Dr Seuss' Horton Hears A Who! made a big noise at the North American box office this weekend, opening with a chart-topping estimated three-day gross of $45.1m. The computer animated comedy from 20th Century Fox and its Blue Sky Studios almost matched the debut of the companies' first hit Ice Age, which opened on the same pre-Easter weekend in 2002.

Among other new releases, Summit Entertainment's Never Back Down opened on target with an estimated $8.6m while Universal's Doomsday came in slightly below expectations with an estimated $4.7m.

Getting the widest opening of the year so far, Horton Hears A Who! took its $45.1m from 3,954 theatres, for a per-theatre average of $11,406. The G-rated Dr Seuss adaptation, with Jim Carrey and Steve Carell heading the voice cast and Jimmy Hayward and Steve Martino directing, was well received by critics and drew kids and parents at the start of the Easter school holidays.
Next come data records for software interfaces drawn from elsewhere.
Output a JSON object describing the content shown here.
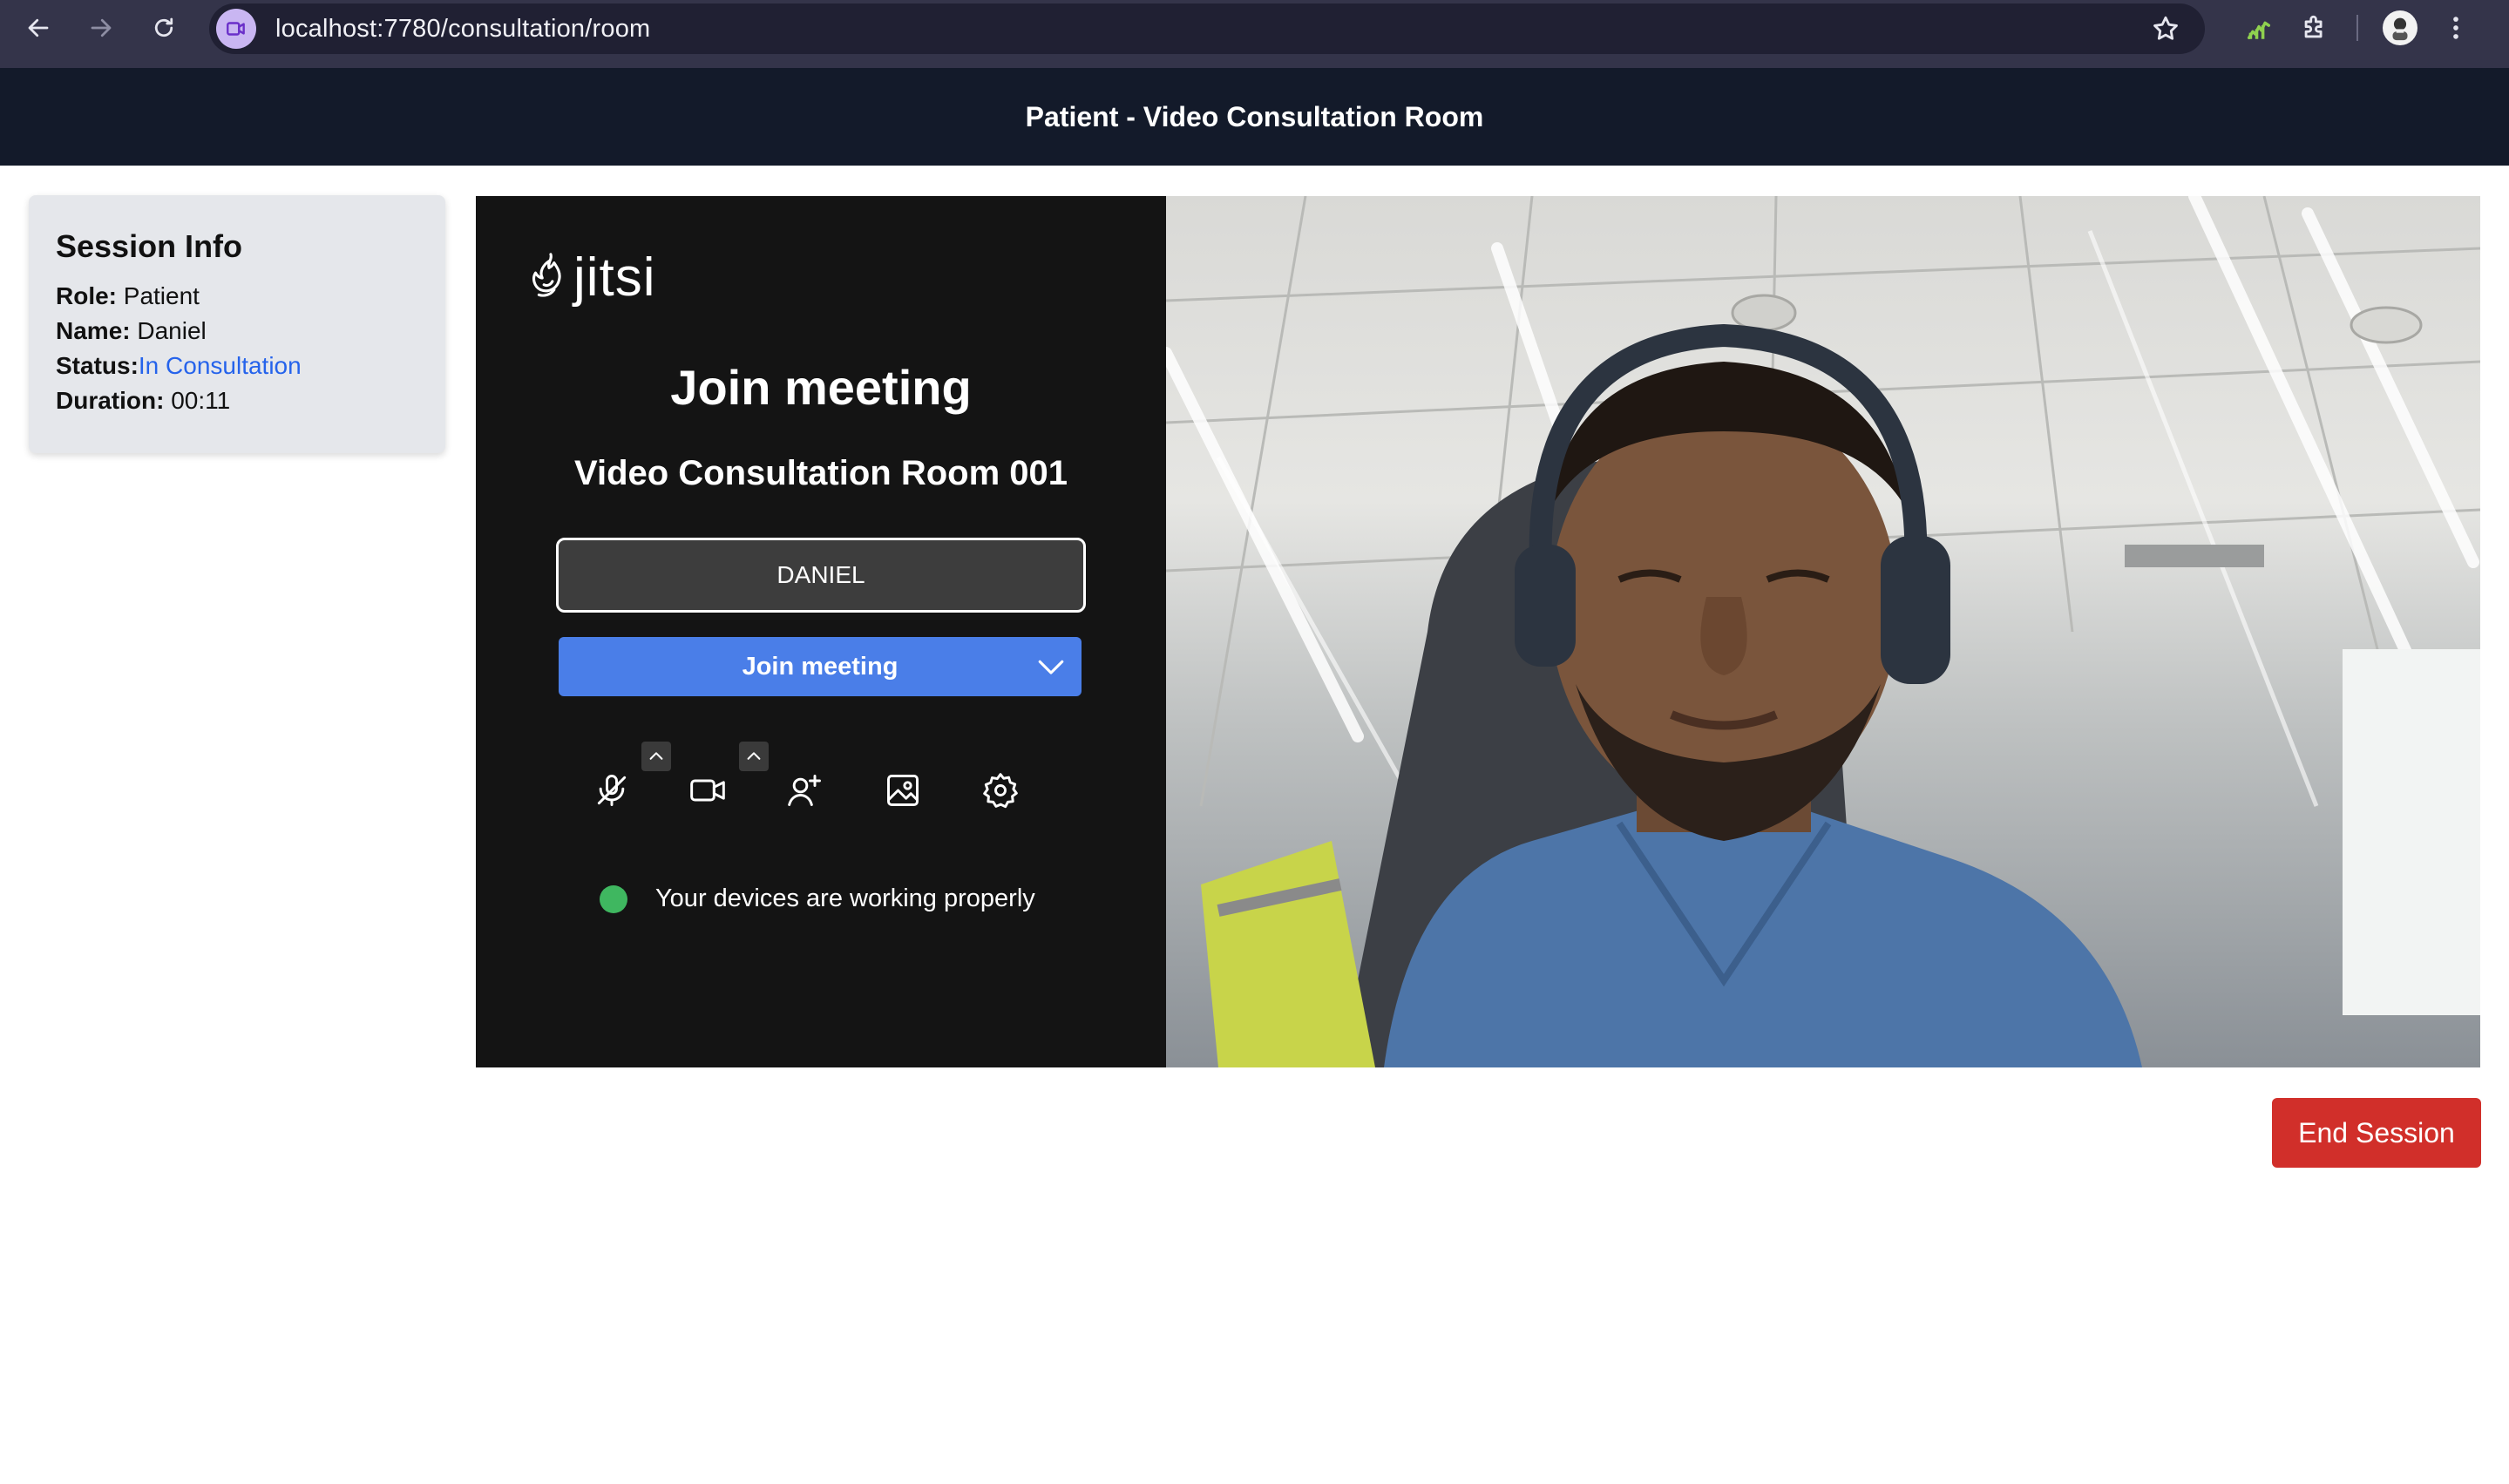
{
  "browser": {
    "url": "localhost:7780/consultation/room"
  },
  "header": {
    "title": "Patient - Video Consultation Room"
  },
  "session_info": {
    "title": "Session Info",
    "role_label": "Role:",
    "role_value": "Patient",
    "name_label": "Name:",
    "name_value": "Daniel",
    "status_label": "Status:",
    "status_value": "In Consultation",
    "duration_label": "Duration:",
    "duration_value": "00:11"
  },
  "jitsi": {
    "logo_text": "jitsi",
    "heading": "Join meeting",
    "room_name": "Video Consultation Room 001",
    "display_name_value": "DANIEL",
    "join_button_label": "Join meeting",
    "device_status": "Your devices are working properly",
    "toolbar_icons": [
      "microphone-muted-icon",
      "camera-icon",
      "invite-person-icon",
      "background-image-icon",
      "settings-icon"
    ]
  },
  "actions": {
    "end_session_label": "End Session"
  },
  "colors": {
    "header_bg": "#131a2a",
    "status_link": "#2563eb",
    "join_button": "#4a7ee8",
    "end_session": "#d12f2a",
    "device_ok": "#3fb760"
  }
}
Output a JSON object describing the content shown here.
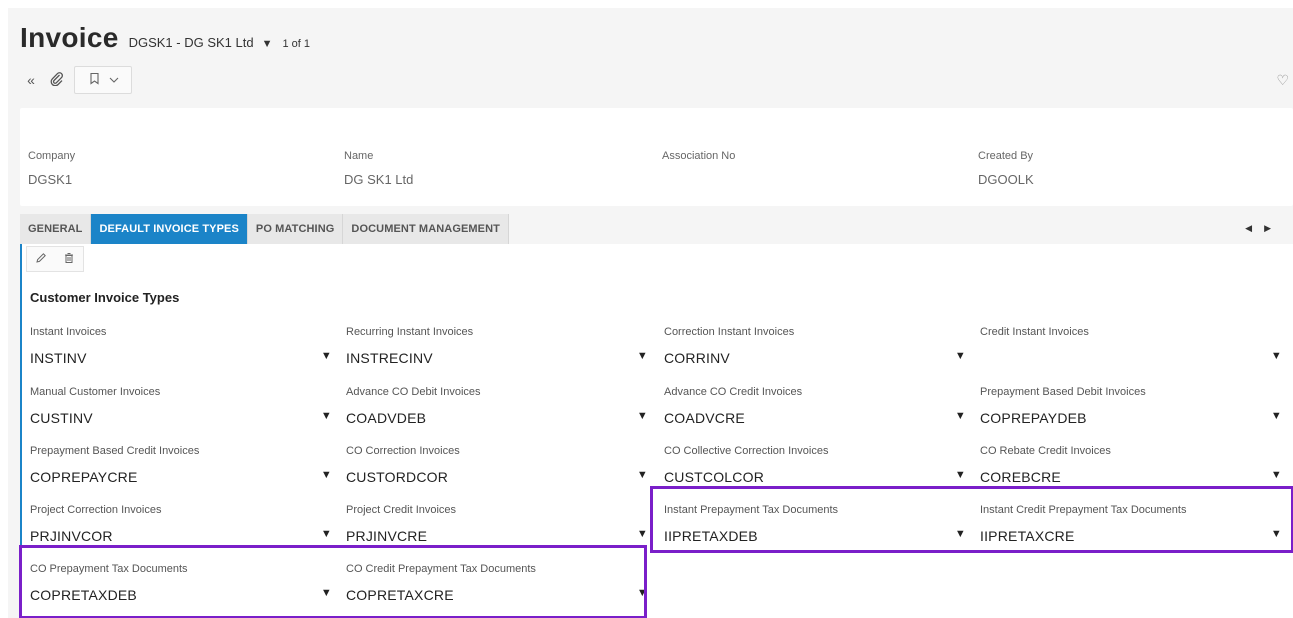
{
  "header": {
    "title": "Invoice",
    "record": "DGSK1 - DG SK1 Ltd",
    "record_count": "1 of 1"
  },
  "toolbar": {
    "icons": [
      "double-chevron-left-icon",
      "paperclip-icon",
      "bookmark-icon",
      "chevron-down-icon",
      "heart-icon"
    ]
  },
  "header_fields": [
    {
      "label": "Company",
      "value": "DGSK1"
    },
    {
      "label": "Name",
      "value": "DG  SK1 Ltd"
    },
    {
      "label": "Association No",
      "value": ""
    },
    {
      "label": "Created By",
      "value": "DGOOLK"
    }
  ],
  "tabs": [
    {
      "label": "GENERAL",
      "active": false
    },
    {
      "label": "DEFAULT INVOICE TYPES",
      "active": true
    },
    {
      "label": "PO MATCHING",
      "active": false
    },
    {
      "label": "DOCUMENT MANAGEMENT",
      "active": false
    }
  ],
  "section": {
    "title": "Customer Invoice Types"
  },
  "fields": [
    {
      "label": "Instant Invoices",
      "value": "INSTINV"
    },
    {
      "label": "Recurring Instant Invoices",
      "value": "INSTRECINV"
    },
    {
      "label": "Correction Instant Invoices",
      "value": "CORRINV"
    },
    {
      "label": "Credit Instant Invoices",
      "value": ""
    },
    {
      "label": "Manual Customer Invoices",
      "value": "CUSTINV"
    },
    {
      "label": "Advance CO Debit Invoices",
      "value": "COADVDEB"
    },
    {
      "label": "Advance CO Credit Invoices",
      "value": "COADVCRE"
    },
    {
      "label": "Prepayment Based Debit Invoices",
      "value": "COPREPAYDEB"
    },
    {
      "label": "Prepayment Based Credit Invoices",
      "value": "COPREPAYCRE"
    },
    {
      "label": "CO Correction Invoices",
      "value": "CUSTORDCOR"
    },
    {
      "label": "CO Collective Correction Invoices",
      "value": "CUSTCOLCOR"
    },
    {
      "label": "CO Rebate Credit Invoices",
      "value": "COREBCRE"
    },
    {
      "label": "Project Correction Invoices",
      "value": "PRJINVCOR"
    },
    {
      "label": "Project Credit Invoices",
      "value": "PRJINVCRE"
    },
    {
      "label": "Instant Prepayment Tax Documents",
      "value": "IIPRETAXDEB"
    },
    {
      "label": "Instant Credit Prepayment Tax Documents",
      "value": "IIPRETAXCRE"
    },
    {
      "label": "CO Prepayment Tax Documents",
      "value": "COPRETAXDEB"
    },
    {
      "label": "CO Credit Prepayment Tax Documents",
      "value": "COPRETAXCRE"
    }
  ],
  "colors": {
    "accent": "#1b84c8",
    "highlight": "#7a1fc9"
  }
}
Horton's take beat studio projections and compares well to the $46.3m opening achieved in the corresponding 2002 release slot by Ice Age, which went on to gross $176.4m domestically. And it improved considerably on the $36m debut in March 2005 of Fox and Blue Sky's Robots.

The fully-animated Horton also opened better than live action Dr Seuss adaptation The Cat In The Hat, though it lagged behind the live version of Seuss's How The Grinch Stole Christmas.

Never Back Down, the first Summit production to be released through the company's new domestic distribution operation, earned third place in the North American chart with its estimated $8.6m from 2,729 theatres (for a $3,155 average).

The mixed martial arts (MMA) fight-fest, with Sean Faris and Djimon Hounsou starring, was slammed by critics but, with its PG-13 rating, pulled in plenty of younger MMA fans (who will have several more MMA movies to sample in coming months).

Doomsday, a futuristic action thriller produced by Universal's Rogue Pictures unit and Crystal Sky, ranked seventh in the chart with its estimated $4.7m from 1,936 theatres (average - $2,449). Written and directed by Neil Marshall and starring Rhonda Mitra and Bob Hoskins, the UK-set killer virus tale had a smaller potential audience because of its R rating.

Warner's 10,000 BC, which opened at the top of the chart last weekend, dropped by 54% but held on to second spot with an estimated $16.4m from 3,410 theatres (average - $4,813). Buena Vista's College Road Trip, which opened in second spot last weekend, fell 42% to $7.9m from 2,706 theatres (average - $2,916), to rank fourth.

Lions Gate Films' The Bank Job, which opened in fourth place last weekend, was down by only 17%, coming in sixth this weekend with an estimated $4.9m from 1,613 theatres (average - $3,044).

Next weekend's wide releases are: Paramount's Judd Apatow-produced high school comedy Drillbit Taylor, with Owen Wilson starring for director Steven Brill; Fox and Regency Enterprises' Thai horror remake Shutter, with Joshua Jackson and Rachael Taylor; and, from Lionsgate, Tyler Perry's Meet The Browns, the latest African-American comedy from writer-director-star Perry.

Estimated Top 10 North America March 14-16, 2008
Film (Dist)/Int'l dist/Est wkd gross/Est total to date
1 (-) Dr Seuss' Horton Hears a Who! (Fox) Fox Int'l $45.1m -
2 (1) 10,000 BC (Warner Bros) WBPI $16.4m $61.2m
3 (-) Never Back Down (Summit) Summit $8.6m -
4 (2) College Road Trip (Buena Vista) WDSMPI $7.9m $24.3m
5 (3) Vantage Point (Sony) SPRI $5.4m $59.2m
6 (5) The Bank Job (Lionsgate) Arclight Films $4.9m $13.1m
7 (-) Doomsday (Rogue) Focus Features International/UPI $4.7m -
8 (4) Semi-Pro (New Line) NLI $3m $29.7m
9 (7) The Other Boleyn Girl (Sony) Focus Features International/UPI $2.9m $19.2m
10 (6) The Spiderwick Chronicles (Paramount) PPI $2.4m $65.4m